The best known example of a micro machine was created by the Sandia Laboratories in New Mexico. It is a complete motor developing 50uW of power in one square millimeter - still a bit big for some of the micromachines planned for the future! The motor consists of two interlocking sets of silicon fingers which can attract or repel each other as a voltage is applied. In this case the motive power is electrostatic but the same sort of principles could be applied to produce motion from heat or chemical action. The movement of two sets of combs is timed to move a small cog against a larger cog - so converting reciprocal motion to rotation.
The first micro motor may not be very exciting but remember these are early days yet and, like electronic chips, mechanical chips benefit from automatic mass production. When you print on a wafer of silicon you make not one machine but lots, all identical. The next step is to add the electronic control circuits next to the motor - but of course if we had developed mechanical computing this hybridisation would be unnecessary!
A close up of the output gear of Sandia’s micro engine
The micro engine
What are micromachines going to be used for? At the moment the answers are often restrained for fear of seeming to make ridiculous claims. Obvious applications, the ones that most workers are concentrating on, are sensors, gyros and drug delivery. The idea is that a micromachine could have a strain sensor or a gyroscopic attitude sensor and electronics built into a single chip sized package. The idea of using a micromachine to deliver drugs is getting a bit closer to the more sci fi applications. Why not swallow a micromachine and let it decide when you need a dose of something - delivered of course with a motorised micro pipette. Only a tiny step further on is the idea of building insect sized robots that could do difficult jobs in very small places. Swallowing an ant sized machine to cure whatever ails you or popping one inside some failed machinery seems like a really good idea!

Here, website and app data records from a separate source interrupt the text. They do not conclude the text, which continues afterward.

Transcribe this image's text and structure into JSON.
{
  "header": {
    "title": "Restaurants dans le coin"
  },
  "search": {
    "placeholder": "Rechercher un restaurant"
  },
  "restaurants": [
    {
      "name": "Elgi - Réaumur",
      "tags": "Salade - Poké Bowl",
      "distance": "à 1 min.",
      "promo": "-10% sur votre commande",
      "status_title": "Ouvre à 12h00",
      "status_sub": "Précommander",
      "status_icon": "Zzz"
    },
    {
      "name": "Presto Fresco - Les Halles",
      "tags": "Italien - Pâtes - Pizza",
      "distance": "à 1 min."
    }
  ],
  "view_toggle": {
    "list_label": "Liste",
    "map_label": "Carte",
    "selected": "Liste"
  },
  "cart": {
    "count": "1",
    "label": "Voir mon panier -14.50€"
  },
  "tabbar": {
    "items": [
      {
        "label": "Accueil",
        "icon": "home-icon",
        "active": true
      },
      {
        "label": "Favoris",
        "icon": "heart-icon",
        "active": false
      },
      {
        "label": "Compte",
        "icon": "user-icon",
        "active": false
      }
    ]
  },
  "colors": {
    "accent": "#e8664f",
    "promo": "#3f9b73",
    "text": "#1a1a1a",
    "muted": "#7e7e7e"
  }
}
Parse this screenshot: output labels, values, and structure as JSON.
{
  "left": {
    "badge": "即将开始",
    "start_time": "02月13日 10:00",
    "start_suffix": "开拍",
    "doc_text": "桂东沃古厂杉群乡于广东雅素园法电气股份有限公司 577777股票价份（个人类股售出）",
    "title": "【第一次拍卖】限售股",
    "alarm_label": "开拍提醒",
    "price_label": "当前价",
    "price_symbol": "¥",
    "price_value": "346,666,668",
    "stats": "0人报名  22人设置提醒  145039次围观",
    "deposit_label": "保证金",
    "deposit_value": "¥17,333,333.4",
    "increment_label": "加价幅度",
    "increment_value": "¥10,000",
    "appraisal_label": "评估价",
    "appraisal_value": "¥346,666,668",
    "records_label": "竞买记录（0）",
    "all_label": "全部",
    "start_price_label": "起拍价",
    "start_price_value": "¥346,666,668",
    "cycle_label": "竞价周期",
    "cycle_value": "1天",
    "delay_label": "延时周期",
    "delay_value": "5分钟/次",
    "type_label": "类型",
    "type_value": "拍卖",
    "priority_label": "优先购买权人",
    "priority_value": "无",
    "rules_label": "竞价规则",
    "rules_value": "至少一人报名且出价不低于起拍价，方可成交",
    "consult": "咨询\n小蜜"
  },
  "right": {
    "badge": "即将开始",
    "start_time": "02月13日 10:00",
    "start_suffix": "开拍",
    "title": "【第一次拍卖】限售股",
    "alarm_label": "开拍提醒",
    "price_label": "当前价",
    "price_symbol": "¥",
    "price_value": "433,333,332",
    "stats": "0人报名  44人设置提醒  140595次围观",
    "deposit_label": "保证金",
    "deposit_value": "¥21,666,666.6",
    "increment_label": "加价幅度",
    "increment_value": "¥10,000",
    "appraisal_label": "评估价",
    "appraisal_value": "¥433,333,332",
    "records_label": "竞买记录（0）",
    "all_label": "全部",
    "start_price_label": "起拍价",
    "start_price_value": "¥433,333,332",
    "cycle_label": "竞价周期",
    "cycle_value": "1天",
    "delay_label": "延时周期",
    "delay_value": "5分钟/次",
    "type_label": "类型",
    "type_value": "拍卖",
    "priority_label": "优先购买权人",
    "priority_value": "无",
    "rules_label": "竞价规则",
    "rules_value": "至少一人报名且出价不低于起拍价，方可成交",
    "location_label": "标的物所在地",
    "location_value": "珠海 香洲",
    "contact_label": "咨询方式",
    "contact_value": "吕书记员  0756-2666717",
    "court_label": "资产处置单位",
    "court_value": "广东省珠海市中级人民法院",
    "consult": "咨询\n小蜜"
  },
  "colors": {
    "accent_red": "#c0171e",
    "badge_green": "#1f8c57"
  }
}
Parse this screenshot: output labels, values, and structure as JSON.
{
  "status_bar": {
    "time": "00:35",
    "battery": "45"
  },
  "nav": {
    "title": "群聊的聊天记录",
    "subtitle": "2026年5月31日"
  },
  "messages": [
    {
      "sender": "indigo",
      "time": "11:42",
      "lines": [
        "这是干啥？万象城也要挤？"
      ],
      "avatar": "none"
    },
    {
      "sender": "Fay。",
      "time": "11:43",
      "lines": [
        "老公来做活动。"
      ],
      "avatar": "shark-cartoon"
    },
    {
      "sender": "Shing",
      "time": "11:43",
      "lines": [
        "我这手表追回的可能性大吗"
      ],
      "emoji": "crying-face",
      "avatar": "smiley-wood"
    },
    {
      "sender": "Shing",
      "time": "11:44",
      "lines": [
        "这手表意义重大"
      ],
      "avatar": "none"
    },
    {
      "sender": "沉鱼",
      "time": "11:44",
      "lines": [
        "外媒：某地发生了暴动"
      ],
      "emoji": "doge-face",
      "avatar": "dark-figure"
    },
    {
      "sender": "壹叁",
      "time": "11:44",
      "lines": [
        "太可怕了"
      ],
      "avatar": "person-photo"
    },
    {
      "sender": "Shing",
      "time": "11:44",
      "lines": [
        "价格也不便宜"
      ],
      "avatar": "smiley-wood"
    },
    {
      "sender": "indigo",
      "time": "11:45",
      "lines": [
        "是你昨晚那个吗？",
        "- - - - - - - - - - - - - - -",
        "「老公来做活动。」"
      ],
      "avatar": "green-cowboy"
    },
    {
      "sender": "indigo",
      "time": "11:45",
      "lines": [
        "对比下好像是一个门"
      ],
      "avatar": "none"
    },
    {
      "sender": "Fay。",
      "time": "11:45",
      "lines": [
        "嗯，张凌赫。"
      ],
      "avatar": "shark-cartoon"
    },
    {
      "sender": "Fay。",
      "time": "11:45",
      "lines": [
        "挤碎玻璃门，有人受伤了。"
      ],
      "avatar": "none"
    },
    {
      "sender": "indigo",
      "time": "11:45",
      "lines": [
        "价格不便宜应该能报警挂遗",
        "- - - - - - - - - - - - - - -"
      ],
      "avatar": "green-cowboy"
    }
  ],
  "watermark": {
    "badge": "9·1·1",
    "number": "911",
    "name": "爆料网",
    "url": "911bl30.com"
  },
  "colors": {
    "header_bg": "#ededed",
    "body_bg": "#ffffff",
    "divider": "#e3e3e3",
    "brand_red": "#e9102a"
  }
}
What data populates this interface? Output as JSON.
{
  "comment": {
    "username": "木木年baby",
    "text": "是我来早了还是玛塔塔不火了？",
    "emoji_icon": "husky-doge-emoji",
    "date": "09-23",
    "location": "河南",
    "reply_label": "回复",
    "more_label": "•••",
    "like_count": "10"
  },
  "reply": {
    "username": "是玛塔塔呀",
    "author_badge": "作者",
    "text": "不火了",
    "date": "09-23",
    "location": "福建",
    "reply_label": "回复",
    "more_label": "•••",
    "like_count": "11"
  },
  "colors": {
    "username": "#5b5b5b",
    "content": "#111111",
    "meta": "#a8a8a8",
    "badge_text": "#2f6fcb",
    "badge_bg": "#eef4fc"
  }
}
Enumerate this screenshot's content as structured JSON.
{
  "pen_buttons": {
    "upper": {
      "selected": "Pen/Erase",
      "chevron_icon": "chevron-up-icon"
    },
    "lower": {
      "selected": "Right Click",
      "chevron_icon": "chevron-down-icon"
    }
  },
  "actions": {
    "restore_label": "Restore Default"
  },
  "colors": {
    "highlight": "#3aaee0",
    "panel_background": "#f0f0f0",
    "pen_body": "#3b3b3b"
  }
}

A micro machine - the large white lumps are grains of rice - the car has an electric motor which runs!